Love (I John 2:7-17)
I John 2:7-8 - New light on an old commandment! Love is not a new invention that appears first in the New Testament. God's motive has always been to show us and teach us love. See Matthew 22:35-40 cp. Deuteronomy 6:5; Leviticus 19:18. Love is a part of God's essence. See I John 4:16 cp. Psalm 107:43; Jeremiah 9:23-24. The commandment to love our fellow men is ancient and based on the character of God. As Israel struggled with the matter of obeying God's law, they lost sight of the love that was to be an integral part of obedience.

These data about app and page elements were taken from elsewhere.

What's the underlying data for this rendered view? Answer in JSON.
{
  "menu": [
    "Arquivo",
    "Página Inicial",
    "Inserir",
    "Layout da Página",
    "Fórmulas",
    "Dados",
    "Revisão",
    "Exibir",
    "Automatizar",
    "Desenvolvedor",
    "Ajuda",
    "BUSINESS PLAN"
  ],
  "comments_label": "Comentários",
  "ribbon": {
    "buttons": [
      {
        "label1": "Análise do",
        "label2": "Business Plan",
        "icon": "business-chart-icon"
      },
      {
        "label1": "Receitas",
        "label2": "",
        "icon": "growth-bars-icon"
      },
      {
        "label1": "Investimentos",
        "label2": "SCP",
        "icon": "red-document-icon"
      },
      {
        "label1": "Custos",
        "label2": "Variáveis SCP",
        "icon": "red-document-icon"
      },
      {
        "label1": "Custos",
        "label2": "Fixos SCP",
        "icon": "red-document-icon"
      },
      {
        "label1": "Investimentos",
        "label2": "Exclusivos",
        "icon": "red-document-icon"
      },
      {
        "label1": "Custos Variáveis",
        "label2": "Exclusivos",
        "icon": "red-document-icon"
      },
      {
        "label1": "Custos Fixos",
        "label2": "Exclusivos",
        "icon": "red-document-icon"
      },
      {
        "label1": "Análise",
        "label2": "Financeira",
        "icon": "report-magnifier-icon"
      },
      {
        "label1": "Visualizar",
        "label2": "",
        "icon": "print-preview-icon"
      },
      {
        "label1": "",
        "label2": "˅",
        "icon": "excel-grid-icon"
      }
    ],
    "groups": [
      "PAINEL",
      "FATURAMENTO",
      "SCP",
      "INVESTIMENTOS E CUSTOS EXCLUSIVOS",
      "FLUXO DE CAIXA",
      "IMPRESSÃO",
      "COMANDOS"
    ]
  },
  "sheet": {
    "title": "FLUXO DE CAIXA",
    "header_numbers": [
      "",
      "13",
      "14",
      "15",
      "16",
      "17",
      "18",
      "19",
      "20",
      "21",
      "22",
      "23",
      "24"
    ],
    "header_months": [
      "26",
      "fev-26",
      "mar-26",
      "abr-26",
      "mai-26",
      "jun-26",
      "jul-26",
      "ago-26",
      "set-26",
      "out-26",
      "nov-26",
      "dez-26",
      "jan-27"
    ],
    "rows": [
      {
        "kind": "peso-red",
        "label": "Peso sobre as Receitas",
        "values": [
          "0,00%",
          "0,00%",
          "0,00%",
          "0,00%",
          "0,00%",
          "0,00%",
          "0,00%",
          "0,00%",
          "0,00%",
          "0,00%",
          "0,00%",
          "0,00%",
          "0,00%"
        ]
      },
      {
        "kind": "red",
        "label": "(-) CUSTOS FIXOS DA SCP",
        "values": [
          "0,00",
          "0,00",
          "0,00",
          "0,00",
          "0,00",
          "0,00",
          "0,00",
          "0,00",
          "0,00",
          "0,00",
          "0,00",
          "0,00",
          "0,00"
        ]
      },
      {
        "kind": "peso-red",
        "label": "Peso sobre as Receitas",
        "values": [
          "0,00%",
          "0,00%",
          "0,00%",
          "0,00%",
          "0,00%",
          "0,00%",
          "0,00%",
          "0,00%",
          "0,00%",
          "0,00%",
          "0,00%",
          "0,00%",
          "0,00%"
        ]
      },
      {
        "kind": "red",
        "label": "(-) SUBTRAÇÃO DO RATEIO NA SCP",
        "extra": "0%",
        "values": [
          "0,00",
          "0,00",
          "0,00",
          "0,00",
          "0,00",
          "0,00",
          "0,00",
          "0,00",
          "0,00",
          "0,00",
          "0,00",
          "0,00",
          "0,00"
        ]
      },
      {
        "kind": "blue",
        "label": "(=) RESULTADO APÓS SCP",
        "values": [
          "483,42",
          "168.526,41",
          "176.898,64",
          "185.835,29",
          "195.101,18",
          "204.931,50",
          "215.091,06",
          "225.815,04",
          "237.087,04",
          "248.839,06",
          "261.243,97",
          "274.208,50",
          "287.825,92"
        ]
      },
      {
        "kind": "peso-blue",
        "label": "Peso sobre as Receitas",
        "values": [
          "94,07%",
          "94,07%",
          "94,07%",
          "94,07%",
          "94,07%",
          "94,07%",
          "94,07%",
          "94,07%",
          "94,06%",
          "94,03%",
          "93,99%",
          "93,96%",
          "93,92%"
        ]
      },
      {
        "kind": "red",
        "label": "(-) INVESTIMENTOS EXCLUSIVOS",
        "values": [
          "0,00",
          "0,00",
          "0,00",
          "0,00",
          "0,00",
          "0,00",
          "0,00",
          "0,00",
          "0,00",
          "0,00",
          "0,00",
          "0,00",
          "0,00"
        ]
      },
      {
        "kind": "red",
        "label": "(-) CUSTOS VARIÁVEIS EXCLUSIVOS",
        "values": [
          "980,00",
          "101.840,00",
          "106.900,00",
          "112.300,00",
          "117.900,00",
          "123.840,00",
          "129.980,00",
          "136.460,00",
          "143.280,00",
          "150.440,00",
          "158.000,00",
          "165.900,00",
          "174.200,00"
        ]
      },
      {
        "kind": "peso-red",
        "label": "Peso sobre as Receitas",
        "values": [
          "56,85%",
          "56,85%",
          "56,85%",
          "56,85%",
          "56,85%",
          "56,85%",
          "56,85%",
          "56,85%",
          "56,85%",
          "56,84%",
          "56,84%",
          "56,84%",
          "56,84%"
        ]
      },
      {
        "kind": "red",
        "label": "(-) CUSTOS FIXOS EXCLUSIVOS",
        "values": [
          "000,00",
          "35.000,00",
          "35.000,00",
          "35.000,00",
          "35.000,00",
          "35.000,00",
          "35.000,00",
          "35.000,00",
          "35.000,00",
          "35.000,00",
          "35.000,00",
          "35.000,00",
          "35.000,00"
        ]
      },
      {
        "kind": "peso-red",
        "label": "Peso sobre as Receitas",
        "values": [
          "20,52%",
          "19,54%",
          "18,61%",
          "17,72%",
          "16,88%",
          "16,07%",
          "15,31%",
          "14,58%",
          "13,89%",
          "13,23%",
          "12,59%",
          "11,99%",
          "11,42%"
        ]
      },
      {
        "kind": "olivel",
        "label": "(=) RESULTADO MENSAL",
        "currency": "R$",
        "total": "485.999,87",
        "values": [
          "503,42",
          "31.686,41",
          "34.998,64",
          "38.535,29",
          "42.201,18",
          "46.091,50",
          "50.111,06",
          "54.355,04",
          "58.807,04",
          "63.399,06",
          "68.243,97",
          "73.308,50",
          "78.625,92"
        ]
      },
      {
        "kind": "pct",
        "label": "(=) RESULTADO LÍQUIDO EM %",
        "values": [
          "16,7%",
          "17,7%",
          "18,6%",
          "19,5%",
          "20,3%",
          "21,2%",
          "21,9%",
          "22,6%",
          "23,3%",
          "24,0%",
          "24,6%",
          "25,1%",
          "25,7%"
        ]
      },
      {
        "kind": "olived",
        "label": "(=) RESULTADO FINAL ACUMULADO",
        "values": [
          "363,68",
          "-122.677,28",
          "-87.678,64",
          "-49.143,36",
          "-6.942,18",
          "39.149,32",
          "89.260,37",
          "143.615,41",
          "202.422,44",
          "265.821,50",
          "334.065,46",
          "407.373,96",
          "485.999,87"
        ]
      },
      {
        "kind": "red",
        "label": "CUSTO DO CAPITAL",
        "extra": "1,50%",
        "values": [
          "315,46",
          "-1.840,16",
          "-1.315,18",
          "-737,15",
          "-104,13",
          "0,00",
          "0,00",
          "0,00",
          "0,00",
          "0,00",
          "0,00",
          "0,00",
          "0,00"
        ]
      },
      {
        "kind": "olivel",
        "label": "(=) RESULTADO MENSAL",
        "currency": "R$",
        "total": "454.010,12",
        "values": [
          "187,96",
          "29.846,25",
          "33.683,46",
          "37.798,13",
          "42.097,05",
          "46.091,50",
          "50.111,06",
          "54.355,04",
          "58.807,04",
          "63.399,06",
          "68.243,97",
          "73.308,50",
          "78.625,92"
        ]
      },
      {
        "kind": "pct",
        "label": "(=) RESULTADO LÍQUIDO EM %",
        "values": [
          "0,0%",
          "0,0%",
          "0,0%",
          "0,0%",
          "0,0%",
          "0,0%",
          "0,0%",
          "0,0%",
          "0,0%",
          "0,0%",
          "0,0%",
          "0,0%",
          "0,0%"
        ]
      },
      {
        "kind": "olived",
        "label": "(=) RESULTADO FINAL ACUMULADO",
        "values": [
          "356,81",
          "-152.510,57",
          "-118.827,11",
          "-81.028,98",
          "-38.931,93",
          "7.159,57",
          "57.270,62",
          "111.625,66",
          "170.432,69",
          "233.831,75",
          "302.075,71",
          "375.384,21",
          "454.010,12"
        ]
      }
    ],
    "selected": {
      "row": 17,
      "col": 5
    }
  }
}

Jesus came to refocus the lens on God's law, so that people could see the imperative need for love in our hearts. See Matthew 5:43-48; Matthew 19:19; Mark 12:21; Luke 10:27; Romans 13:9; Galatians 5:14; James 2:8. Consider the entire statement in Leviticus 19:18 and consider how carefully James based his letter on the proper understanding and use of the law and love. See James 5:9; 2:1-13; 3:1-18.
What makes this commandment new? We now have a perfect example of love - Jesus Christ. See John 13:34-35 ("… as I have loved you…"); John 13:1-15; 15:12-13 cp. I John 2:6. Jesus Christ is not merely an example. He gives power and life by His Spirit and through His Word. See John 1:16-17; 6:63; II Corinthians 5:14-17; Galatians 2:20; Philippians 4:13; II Timothy 2:1.
I John 2:9-11 - The light of God's love verifies our truth! Don't try to walk in the dark. It is a dangerous experience. Stumbling and re-stumbling will occur. Efforts to be holy and to gain Bible knowledge, without love, leaves us in the dark. Mere legal obedience is not the essence of keeping the law. Obedience must come from a heart of love. It is tempting to think of God's light as an intellectual / academic experience. However, God's truth, from His Word, will manifest itself with transformation of the heart. A heart of love and a humble, gentle spirit are more evidence of a person who knows the Lord, than an accurate understanding of doctrine.
Paul tells us that we can have powerful demonstrations of religious experiences, understand Biblical mysteries, exercise great faith, and make wonderful sacrifices - yet, without love, it is meaningless. See I Corinthians 13:1-3 cp. Romans 13:8-10. Peter tells us that the result of the new birth - the evidence of our faith and obedience to the truth is that we have genuine love for the brethren. See I Peter 1:22-23.
I John 2:12-14 - The written Word of God is designed to reveal and empower those who love the Lord. John describes some of the various levels of Christian maturity and leadership development:
- Those who have recently become children of God, knowing Him as Father, and receiving the forgiveness of sins
- Elders, as father-like figures, who have known the Lord for a long time and have continued in the faith
- Young men who are learning the ways of those who are overcomers through Christ - growing in discernment and developing their skills in spiritual warfare
John writes to them and encourages them to continue in the Word of God, so that they can be faithful to their calling. See how knowing God means to love God and His Word; to hate evil; to follow Christ and His gospel. See Deuteronomy 6:4-6; Psalm 97:10-12; John 8:42-47; 12:44-50; 14:15,21-25; 17:8,13-17,20; I Peter 1:23-25; I John 4:5-6.
I John 2:15-17 - God's love separates us from the world. This portion of Scripture is not to be confused with John 3:16-17. In John 3:16-17 God is loving a world of lost souls. In I John 2:15-17 God is not loving a world which is an anti-Christ system of unbelief and unholiness - a dark kingdom of Satan. See I John 2:18; 4:1-3; 5:4-5,19 cp. Revelation 12:7-12; 17:1 - 18:24. God, in His love, has delivered us from this kingdom of darkness and transferred us into the kingdom of His dearly loved Son. In separating us from the world, we also become partakers of the world's hatred for God and His Son. See John 15:9-25; 17:6-26; Galatians 1:3-4; 6:14 (The cross separates us from the world cp. Matthew 16:21-26); Ephesians 2:1-7; Colossians 1:12-13; I John 3:1.
It is to be noted that God's description of the ungodly world in I John 2:15-16 matches the temptation that Eve felt, when Satan tempted her in the garden (Genesis 3:6). It also matches the temptation that Satan presented to Christ, when He was fasting and praying in the wilderness (Luke 4:1-13). See Romans 12:1-2.
The lust of the flesh
- good for food (Eve)
- "command this stone to become bread" (Satan to Christ) - satisfy yourself!
The lust of the eyes
- pleasant to the eyes (Eve)
- showed Him all the kingdoms of the world (Satan to Christ) - think of yourself!
The pride of life
- desired to make one wise (Eve)
- "If you are the Son of God, throw yourself down … He shall give His angels charge over you, to keep you" (Satan to Christ) - prove yourself!